Task statement ::
Omit the images and reproduce the rest of the entries exactly.

Study material ::
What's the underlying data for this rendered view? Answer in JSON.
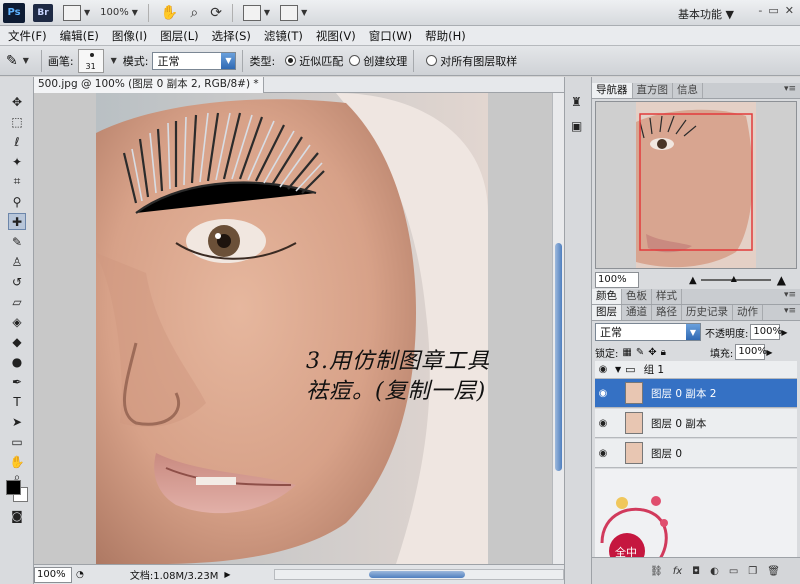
{
  "app_bar": {
    "ps_logo": "Ps",
    "br_logo": "Br",
    "zoom": "100%",
    "workspace": "基本功能",
    "window_controls": [
      "-",
      "▭",
      "✕"
    ]
  },
  "menu": [
    "文件(F)",
    "编辑(E)",
    "图像(I)",
    "图层(L)",
    "选择(S)",
    "滤镜(T)",
    "视图(V)",
    "窗口(W)",
    "帮助(H)"
  ],
  "options": {
    "brush_label": "画笔:",
    "brush_size": "31",
    "mode_label": "模式:",
    "mode_value": "正常",
    "type_label": "类型:",
    "type_options": [
      "近似匹配",
      "创建纹理"
    ],
    "sample_all_label": "对所有图层取样"
  },
  "document": {
    "tab_title": "500.jpg @ 100% (图层 0 副本 2, RGB/8#) *",
    "annotation_line1": "3.用仿制图章工具",
    "annotation_line2": "祛痘。(复制一层)",
    "zoom": "100%",
    "doc_size": "文档:1.08M/3.23M"
  },
  "navigator": {
    "tabs": [
      "导航器",
      "直方图",
      "信息"
    ],
    "zoom": "100%"
  },
  "color_panel": {
    "tabs": [
      "颜色",
      "色板",
      "样式"
    ]
  },
  "layers_panel": {
    "tabs": [
      "图层",
      "通道",
      "路径",
      "历史记录",
      "动作"
    ],
    "blend_mode": "正常",
    "opacity_label": "不透明度:",
    "opacity_value": "100%",
    "lock_label": "锁定:",
    "fill_label": "填充:",
    "fill_value": "100%",
    "group_name": "组 1",
    "layers": [
      "图层 0 副本 2",
      "图层 0 副本",
      "图层 0"
    ],
    "selected_index": 0,
    "footer_icons": [
      "链接",
      "fx",
      "蒙版",
      "调整",
      "组",
      "新建",
      "删除"
    ]
  },
  "stamp": {
    "text": "全中"
  },
  "colors": {
    "accent": "#3571c4",
    "foreground": "#000000",
    "background": "#ffffff"
  }
}
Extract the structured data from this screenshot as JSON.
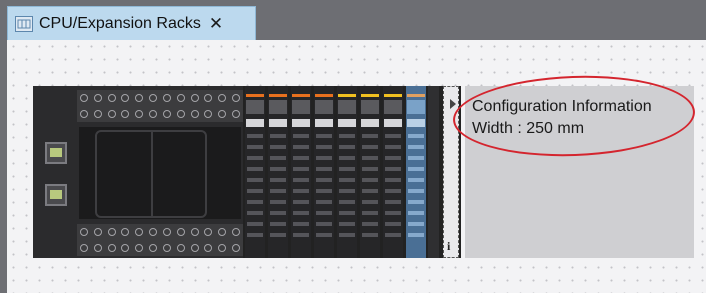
{
  "tab": {
    "title": "CPU/Expansion Racks",
    "close_symbol": "✕",
    "icon": "rack-diagram-icon"
  },
  "config_info": {
    "heading": "Configuration Information",
    "width_text": "Width : 250 mm"
  },
  "rack": {
    "modules": [
      {
        "stripe_color": "#e8701e",
        "blue": false
      },
      {
        "stripe_color": "#e8701e",
        "blue": false
      },
      {
        "stripe_color": "#e8701e",
        "blue": false
      },
      {
        "stripe_color": "#e8701e",
        "blue": false
      },
      {
        "stripe_color": "#f0c020",
        "blue": false
      },
      {
        "stripe_color": "#f0c020",
        "blue": false
      },
      {
        "stripe_color": "#f0c020",
        "blue": false
      },
      {
        "stripe_color": "#e0a060",
        "blue": true
      }
    ],
    "end_plug_label": "i"
  },
  "colors": {
    "annotation_oval": "#d4252e",
    "tab_background": "#bcd9ee"
  }
}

Result of the exercise ::
What's the underlying data for this rendered view? Answer in JSON.
{
  "app_bar": {
    "ps_logo": "Ps",
    "br_logo": "Br",
    "zoom": "100%",
    "workspace": "基本功能",
    "window_controls": [
      "-",
      "▭",
      "✕"
    ]
  },
  "menu": [
    "文件(F)",
    "编辑(E)",
    "图像(I)",
    "图层(L)",
    "选择(S)",
    "滤镜(T)",
    "视图(V)",
    "窗口(W)",
    "帮助(H)"
  ],
  "options": {
    "brush_label": "画笔:",
    "brush_size": "31",
    "mode_label": "模式:",
    "mode_value": "正常",
    "type_label": "类型:",
    "type_options": [
      "近似匹配",
      "创建纹理"
    ],
    "sample_all_label": "对所有图层取样"
  },
  "document": {
    "tab_title": "500.jpg @ 100% (图层 0 副本 2, RGB/8#) *",
    "annotation_line1": "3.用仿制图章工具",
    "annotation_line2": "祛痘。(复制一层)",
    "zoom": "100%",
    "doc_size": "文档:1.08M/3.23M"
  },
  "navigator": {
    "tabs": [
      "导航器",
      "直方图",
      "信息"
    ],
    "zoom": "100%"
  },
  "color_panel": {
    "tabs": [
      "颜色",
      "色板",
      "样式"
    ]
  },
  "layers_panel": {
    "tabs": [
      "图层",
      "通道",
      "路径",
      "历史记录",
      "动作"
    ],
    "blend_mode": "正常",
    "opacity_label": "不透明度:",
    "opacity_value": "100%",
    "lock_label": "锁定:",
    "fill_label": "填充:",
    "fill_value": "100%",
    "group_name": "组 1",
    "layers": [
      "图层 0 副本 2",
      "图层 0 副本",
      "图层 0"
    ],
    "selected_index": 0,
    "footer_icons": [
      "链接",
      "fx",
      "蒙版",
      "调整",
      "组",
      "新建",
      "删除"
    ]
  },
  "stamp": {
    "text": "全中"
  },
  "colors": {
    "accent": "#3571c4",
    "foreground": "#000000",
    "background": "#ffffff"
  }
}
Extract the structured data from this screenshot as JSON.
{
  "tab": {
    "title": "CPU/Expansion Racks",
    "close_symbol": "✕",
    "icon": "rack-diagram-icon"
  },
  "config_info": {
    "heading": "Configuration Information",
    "width_text": "Width : 250 mm"
  },
  "rack": {
    "modules": [
      {
        "stripe_color": "#e8701e",
        "blue": false
      },
      {
        "stripe_color": "#e8701e",
        "blue": false
      },
      {
        "stripe_color": "#e8701e",
        "blue": false
      },
      {
        "stripe_color": "#e8701e",
        "blue": false
      },
      {
        "stripe_color": "#f0c020",
        "blue": false
      },
      {
        "stripe_color": "#f0c020",
        "blue": false
      },
      {
        "stripe_color": "#f0c020",
        "blue": false
      },
      {
        "stripe_color": "#e0a060",
        "blue": true
      }
    ],
    "end_plug_label": "i"
  },
  "colors": {
    "annotation_oval": "#d4252e",
    "tab_background": "#bcd9ee"
  }
}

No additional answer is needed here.